Some speculate that female ejaculate originates from the kidneys in large volumes, which could hold some validity in that magnetic resonance imaging has captured increased fluid in the kidneys when a woman is aroused. Combining this fluid with the fluid that is expelled from the female prostate glands would complement the lab tests on the fluid. Therefore, this is an excellent theory and one that should be delved into more through testing, such as ultrasound monitoring.
The bladder theory is just one of several and is assumed to be true because doctors are confused about how the fluid can come from the Skene's glands (the G-spot) as it could not hold as much as 2 cups of fluid. Thus, the reason that it must come from the bladder. However, it may come from the kidneys and Skene's glands. It is still controversial, and because there have not been any recent studies as I write this article, it is still difficult to say which of the theories are correct with 100% accuracy. Even the latest studies only measure the fluid and are not comprehensive with a large group of women combined with fluid testing and internal imaging.
Most women can gush as much as 0.5 - 2 cups of the fluid when ejaculating. However, this can be affected by how hydrated a woman is, how much she pushes while ejaculating, and other factors. The more fluid, the more chances prostatic-specific antigen (PSA) is being mixed with urine. The female prostate comes in many different shapes and sizes, but the majority of women have a prostate that is positioned near the external urethra can expel similar amounts of fluid.
The amount of fluid that is expelled varies from woman to woman as well as from sexual experience to experience. It can be a mere dribble to more than two cups. When you think about it, two cups is a lot of liquid, but it has been documented, however, many say this amount of fluid is only when it is mixed with urine. Typically that is the case when there is that much fluid.

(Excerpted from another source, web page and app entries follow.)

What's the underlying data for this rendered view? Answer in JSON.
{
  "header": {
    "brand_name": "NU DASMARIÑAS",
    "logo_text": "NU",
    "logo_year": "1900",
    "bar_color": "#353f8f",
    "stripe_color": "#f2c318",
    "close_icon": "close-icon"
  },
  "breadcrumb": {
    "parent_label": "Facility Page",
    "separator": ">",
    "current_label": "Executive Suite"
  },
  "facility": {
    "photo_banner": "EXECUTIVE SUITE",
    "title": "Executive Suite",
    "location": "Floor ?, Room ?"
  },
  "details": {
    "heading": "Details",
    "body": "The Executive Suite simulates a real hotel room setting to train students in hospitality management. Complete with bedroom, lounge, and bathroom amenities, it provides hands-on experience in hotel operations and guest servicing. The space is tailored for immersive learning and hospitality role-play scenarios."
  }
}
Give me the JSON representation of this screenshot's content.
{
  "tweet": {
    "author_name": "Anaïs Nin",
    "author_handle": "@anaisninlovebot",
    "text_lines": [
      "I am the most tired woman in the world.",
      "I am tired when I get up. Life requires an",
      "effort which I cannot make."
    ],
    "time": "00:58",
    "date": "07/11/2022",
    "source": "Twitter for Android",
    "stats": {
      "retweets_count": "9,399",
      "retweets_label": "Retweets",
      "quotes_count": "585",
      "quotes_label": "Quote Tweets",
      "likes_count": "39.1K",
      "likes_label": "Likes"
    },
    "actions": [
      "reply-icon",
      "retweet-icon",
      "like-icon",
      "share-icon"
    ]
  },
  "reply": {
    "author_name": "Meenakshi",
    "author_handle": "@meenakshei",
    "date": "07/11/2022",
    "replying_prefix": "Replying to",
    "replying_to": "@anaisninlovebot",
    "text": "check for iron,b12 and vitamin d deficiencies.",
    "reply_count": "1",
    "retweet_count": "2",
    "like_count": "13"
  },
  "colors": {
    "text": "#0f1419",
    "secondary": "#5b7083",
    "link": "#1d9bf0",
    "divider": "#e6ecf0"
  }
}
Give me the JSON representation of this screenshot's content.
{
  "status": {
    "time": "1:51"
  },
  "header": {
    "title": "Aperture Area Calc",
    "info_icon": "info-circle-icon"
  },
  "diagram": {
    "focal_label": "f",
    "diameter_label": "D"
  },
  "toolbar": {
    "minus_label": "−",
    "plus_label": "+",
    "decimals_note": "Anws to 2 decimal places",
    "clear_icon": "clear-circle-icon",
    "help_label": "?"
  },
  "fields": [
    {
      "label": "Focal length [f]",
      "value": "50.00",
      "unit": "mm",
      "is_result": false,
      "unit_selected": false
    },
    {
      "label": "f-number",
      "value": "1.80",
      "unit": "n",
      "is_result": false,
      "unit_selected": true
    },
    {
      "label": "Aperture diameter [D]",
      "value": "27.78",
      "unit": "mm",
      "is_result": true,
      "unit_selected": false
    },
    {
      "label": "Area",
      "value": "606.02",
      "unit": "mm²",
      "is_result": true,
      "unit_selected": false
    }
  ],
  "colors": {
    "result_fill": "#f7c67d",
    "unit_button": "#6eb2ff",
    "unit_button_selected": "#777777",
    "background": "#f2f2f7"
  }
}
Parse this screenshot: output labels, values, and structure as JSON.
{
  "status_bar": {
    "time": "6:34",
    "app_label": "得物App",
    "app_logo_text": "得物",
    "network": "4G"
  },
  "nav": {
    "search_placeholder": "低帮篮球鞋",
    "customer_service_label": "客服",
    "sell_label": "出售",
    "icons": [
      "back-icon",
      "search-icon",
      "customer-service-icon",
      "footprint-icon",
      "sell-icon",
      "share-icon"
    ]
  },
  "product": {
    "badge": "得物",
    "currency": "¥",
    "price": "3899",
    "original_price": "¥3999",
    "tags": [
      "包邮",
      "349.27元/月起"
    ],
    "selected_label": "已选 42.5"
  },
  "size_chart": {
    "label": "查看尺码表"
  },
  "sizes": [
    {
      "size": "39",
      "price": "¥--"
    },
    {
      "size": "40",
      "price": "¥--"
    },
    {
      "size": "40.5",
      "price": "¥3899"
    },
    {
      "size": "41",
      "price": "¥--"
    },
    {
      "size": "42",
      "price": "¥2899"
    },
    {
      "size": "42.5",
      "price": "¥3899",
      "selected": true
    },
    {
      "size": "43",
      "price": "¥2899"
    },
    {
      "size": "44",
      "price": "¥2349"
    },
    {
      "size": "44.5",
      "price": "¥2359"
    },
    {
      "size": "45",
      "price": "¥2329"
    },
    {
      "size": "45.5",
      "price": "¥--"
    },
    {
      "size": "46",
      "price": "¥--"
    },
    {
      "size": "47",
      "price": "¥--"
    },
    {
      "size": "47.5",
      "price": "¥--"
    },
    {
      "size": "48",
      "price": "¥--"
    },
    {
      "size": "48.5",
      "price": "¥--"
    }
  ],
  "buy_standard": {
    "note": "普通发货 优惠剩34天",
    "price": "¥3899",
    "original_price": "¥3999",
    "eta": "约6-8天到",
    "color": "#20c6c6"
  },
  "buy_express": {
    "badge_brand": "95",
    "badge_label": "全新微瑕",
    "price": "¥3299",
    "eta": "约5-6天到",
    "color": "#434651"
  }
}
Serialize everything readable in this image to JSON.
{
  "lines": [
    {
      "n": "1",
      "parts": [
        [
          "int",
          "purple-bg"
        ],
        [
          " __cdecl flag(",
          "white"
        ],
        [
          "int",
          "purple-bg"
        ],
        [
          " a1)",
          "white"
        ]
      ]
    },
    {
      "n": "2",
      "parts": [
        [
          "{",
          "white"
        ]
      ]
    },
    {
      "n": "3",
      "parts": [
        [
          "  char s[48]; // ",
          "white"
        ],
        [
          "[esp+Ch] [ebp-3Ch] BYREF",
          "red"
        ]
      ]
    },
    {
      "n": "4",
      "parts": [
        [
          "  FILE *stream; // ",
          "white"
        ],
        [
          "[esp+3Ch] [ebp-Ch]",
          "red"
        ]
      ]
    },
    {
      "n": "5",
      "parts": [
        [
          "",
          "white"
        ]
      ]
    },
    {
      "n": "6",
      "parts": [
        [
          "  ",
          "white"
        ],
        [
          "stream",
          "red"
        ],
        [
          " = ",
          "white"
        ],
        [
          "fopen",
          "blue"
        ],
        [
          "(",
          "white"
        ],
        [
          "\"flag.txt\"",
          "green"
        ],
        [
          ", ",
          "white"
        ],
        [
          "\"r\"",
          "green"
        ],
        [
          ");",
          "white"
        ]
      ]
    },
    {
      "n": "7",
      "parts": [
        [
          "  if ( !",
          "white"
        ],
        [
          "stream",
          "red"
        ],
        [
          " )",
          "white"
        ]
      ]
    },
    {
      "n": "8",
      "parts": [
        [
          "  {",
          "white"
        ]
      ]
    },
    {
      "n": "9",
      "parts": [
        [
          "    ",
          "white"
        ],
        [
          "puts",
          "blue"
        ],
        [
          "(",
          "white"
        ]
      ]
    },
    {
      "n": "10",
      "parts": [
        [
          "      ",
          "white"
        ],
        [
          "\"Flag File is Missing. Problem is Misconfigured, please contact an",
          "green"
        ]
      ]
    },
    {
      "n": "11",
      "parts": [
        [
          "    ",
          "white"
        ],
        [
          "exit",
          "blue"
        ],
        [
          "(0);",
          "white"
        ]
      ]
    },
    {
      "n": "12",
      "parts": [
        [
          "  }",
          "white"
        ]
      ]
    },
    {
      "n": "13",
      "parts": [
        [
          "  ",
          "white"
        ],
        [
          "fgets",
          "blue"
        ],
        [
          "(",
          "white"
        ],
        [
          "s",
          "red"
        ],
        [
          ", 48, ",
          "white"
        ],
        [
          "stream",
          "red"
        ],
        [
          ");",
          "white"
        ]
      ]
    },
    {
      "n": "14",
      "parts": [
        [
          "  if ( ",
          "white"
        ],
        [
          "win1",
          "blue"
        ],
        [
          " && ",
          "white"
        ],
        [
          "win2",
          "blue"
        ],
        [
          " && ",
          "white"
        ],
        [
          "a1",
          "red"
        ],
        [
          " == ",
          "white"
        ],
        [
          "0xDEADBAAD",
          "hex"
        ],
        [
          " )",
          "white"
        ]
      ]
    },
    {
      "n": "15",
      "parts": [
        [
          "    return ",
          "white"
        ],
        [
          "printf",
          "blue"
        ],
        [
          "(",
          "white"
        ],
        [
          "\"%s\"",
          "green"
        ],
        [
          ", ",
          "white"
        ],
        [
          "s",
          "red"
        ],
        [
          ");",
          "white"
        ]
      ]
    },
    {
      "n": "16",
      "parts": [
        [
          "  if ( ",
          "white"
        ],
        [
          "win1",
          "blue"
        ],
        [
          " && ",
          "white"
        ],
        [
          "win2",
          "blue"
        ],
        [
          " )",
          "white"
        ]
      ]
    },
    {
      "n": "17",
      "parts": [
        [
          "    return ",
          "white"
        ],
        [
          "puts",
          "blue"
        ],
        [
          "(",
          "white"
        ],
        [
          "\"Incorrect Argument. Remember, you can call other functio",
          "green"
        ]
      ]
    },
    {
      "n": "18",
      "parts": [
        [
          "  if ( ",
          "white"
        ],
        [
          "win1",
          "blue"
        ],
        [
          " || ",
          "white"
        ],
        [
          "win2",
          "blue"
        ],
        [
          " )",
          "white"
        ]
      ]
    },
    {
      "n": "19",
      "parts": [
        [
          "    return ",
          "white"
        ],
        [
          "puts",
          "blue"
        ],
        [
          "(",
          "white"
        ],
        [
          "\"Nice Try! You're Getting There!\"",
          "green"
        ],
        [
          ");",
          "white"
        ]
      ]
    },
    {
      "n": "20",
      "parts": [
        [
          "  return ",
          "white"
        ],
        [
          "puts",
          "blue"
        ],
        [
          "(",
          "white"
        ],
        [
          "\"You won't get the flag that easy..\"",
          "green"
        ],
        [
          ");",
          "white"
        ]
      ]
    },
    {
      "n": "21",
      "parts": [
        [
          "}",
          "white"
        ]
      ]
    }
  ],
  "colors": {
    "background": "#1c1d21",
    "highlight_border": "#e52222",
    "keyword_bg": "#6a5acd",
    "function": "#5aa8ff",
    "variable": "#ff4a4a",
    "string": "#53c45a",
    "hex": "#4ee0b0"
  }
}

Some women experience female ejaculation when they do not want to. The best way to stop it is to refrain from pushing outward during an orgasm. Women can also clench down on the urethra by using their Kegel muscles, much like they would stop the flow of urine. The more developed the Kegel muscles, the easier it will be to control it.
Learn more about Kegel Exercise.
Female Ejaculation Products